* _INPUT DATA_
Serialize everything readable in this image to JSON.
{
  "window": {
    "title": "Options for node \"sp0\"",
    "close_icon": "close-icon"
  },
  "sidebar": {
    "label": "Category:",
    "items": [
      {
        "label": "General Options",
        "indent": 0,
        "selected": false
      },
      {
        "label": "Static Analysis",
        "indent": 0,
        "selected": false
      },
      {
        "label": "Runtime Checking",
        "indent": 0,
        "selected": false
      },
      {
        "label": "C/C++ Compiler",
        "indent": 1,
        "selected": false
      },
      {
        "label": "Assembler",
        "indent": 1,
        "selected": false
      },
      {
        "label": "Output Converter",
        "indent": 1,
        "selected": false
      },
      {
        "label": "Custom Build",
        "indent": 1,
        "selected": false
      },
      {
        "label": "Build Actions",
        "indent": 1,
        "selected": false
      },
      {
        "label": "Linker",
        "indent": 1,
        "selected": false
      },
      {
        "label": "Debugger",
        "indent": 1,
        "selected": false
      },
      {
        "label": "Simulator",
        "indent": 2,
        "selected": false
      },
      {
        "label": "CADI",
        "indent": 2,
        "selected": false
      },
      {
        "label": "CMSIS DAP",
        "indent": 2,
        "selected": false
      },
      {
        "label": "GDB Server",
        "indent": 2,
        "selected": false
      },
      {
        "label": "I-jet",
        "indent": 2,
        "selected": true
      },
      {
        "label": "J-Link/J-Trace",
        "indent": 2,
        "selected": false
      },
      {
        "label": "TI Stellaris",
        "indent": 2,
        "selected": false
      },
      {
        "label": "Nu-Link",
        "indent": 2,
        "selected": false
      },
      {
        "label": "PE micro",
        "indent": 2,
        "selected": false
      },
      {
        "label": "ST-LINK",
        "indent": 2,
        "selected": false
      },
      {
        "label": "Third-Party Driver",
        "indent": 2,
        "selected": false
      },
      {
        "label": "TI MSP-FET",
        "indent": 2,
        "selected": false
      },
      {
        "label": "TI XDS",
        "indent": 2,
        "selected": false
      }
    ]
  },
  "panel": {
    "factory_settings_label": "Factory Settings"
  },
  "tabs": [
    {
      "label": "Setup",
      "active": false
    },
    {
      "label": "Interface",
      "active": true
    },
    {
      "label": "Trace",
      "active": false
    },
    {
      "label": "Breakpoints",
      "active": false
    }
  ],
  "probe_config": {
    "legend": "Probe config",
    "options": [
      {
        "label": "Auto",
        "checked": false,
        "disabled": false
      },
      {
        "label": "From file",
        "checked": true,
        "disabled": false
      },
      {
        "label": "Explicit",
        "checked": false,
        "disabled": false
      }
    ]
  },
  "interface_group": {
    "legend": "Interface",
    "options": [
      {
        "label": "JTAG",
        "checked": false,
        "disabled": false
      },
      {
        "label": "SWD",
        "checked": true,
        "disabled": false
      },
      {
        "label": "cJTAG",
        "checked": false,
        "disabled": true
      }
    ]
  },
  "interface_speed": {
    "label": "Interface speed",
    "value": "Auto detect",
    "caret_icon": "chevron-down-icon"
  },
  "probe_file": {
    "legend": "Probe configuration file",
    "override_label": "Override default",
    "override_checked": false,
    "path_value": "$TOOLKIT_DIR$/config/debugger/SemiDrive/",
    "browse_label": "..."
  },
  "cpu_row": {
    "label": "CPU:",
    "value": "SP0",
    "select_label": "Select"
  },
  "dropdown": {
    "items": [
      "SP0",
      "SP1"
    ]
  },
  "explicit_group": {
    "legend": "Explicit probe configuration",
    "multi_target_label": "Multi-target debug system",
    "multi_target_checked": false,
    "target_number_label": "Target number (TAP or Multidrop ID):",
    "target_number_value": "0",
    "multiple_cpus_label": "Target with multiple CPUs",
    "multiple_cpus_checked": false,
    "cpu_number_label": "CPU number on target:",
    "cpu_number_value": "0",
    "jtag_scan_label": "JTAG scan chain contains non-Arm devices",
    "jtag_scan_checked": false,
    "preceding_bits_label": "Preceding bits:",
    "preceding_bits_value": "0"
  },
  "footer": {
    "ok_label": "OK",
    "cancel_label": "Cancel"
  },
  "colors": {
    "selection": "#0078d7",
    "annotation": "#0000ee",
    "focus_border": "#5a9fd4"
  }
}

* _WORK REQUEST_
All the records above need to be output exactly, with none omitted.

* _TASK SOLUTION_
Serialize everything readable in this image to JSON.
{
  "window": {
    "title": "Options for node \"sp0\"",
    "close_icon": "close-icon"
  },
  "sidebar": {
    "label": "Category:",
    "items": [
      {
        "label": "General Options",
        "indent": 0,
        "selected": false
      },
      {
        "label": "Static Analysis",
        "indent": 0,
        "selected": false
      },
      {
        "label": "Runtime Checking",
        "indent": 0,
        "selected": false
      },
      {
        "label": "C/C++ Compiler",
        "indent": 1,
        "selected": false
      },
      {
        "label": "Assembler",
        "indent": 1,
        "selected": false
      },
      {
        "label": "Output Converter",
        "indent": 1,
        "selected": false
      },
      {
        "label": "Custom Build",
        "indent": 1,
        "selected": false
      },
      {
        "label": "Build Actions",
        "indent": 1,
        "selected": false
      },
      {
        "label": "Linker",
        "indent": 1,
        "selected": false
      },
      {
        "label": "Debugger",
        "indent": 1,
        "selected": false
      },
      {
        "label": "Simulator",
        "indent": 2,
        "selected": false
      },
      {
        "label": "CADI",
        "indent": 2,
        "selected": false
      },
      {
        "label": "CMSIS DAP",
        "indent": 2,
        "selected": false
      },
      {
        "label": "GDB Server",
        "indent": 2,
        "selected": false
      },
      {
        "label": "I-jet",
        "indent": 2,
        "selected": true
      },
      {
        "label": "J-Link/J-Trace",
        "indent": 2,
        "selected": false
      },
      {
        "label": "TI Stellaris",
        "indent": 2,
        "selected": false
      },
      {
        "label": "Nu-Link",
        "indent": 2,
        "selected": false
      },
      {
        "label": "PE micro",
        "indent": 2,
        "selected": false
      },
      {
        "label": "ST-LINK",
        "indent": 2,
        "selected": false
      },
      {
        "label": "Third-Party Driver",
        "indent": 2,
        "selected": false
      },
      {
        "label": "TI MSP-FET",
        "indent": 2,
        "selected": false
      },
      {
        "label": "TI XDS",
        "indent": 2,
        "selected": false
      }
    ]
  },
  "panel": {
    "factory_settings_label": "Factory Settings"
  },
  "tabs": [
    {
      "label": "Setup",
      "active": false
    },
    {
      "label": "Interface",
      "active": true
    },
    {
      "label": "Trace",
      "active": false
    },
    {
      "label": "Breakpoints",
      "active": false
    }
  ],
  "probe_config": {
    "legend": "Probe config",
    "options": [
      {
        "label": "Auto",
        "checked": false,
        "disabled": false
      },
      {
        "label": "From file",
        "checked": true,
        "disabled": false
      },
      {
        "label": "Explicit",
        "checked": false,
        "disabled": false
      }
    ]
  },
  "interface_group": {
    "legend": "Interface",
    "options": [
      {
        "label": "JTAG",
        "checked": false,
        "disabled": false
      },
      {
        "label": "SWD",
        "checked": true,
        "disabled": false
      },
      {
        "label": "cJTAG",
        "checked": false,
        "disabled": true
      }
    ]
  },
  "interface_speed": {
    "label": "Interface speed",
    "value": "Auto detect",
    "caret_icon": "chevron-down-icon"
  },
  "probe_file": {
    "legend": "Probe configuration file",
    "override_label": "Override default",
    "override_checked": false,
    "path_value": "$TOOLKIT_DIR$/config/debugger/SemiDrive/",
    "browse_label": "..."
  },
  "cpu_row": {
    "label": "CPU:",
    "value": "SP0",
    "select_label": "Select"
  },
  "dropdown": {
    "items": [
      "SP0",
      "SP1"
    ]
  },
  "explicit_group": {
    "legend": "Explicit probe configuration",
    "multi_target_label": "Multi-target debug system",
    "multi_target_checked": false,
    "target_number_label": "Target number (TAP or Multidrop ID):",
    "target_number_value": "0",
    "multiple_cpus_label": "Target with multiple CPUs",
    "multiple_cpus_checked": false,
    "cpu_number_label": "CPU number on target:",
    "cpu_number_value": "0",
    "jtag_scan_label": "JTAG scan chain contains non-Arm devices",
    "jtag_scan_checked": false,
    "preceding_bits_label": "Preceding bits:",
    "preceding_bits_value": "0"
  },
  "footer": {
    "ok_label": "OK",
    "cancel_label": "Cancel"
  },
  "colors": {
    "selection": "#0078d7",
    "annotation": "#0000ee",
    "focus_border": "#5a9fd4"
  }
}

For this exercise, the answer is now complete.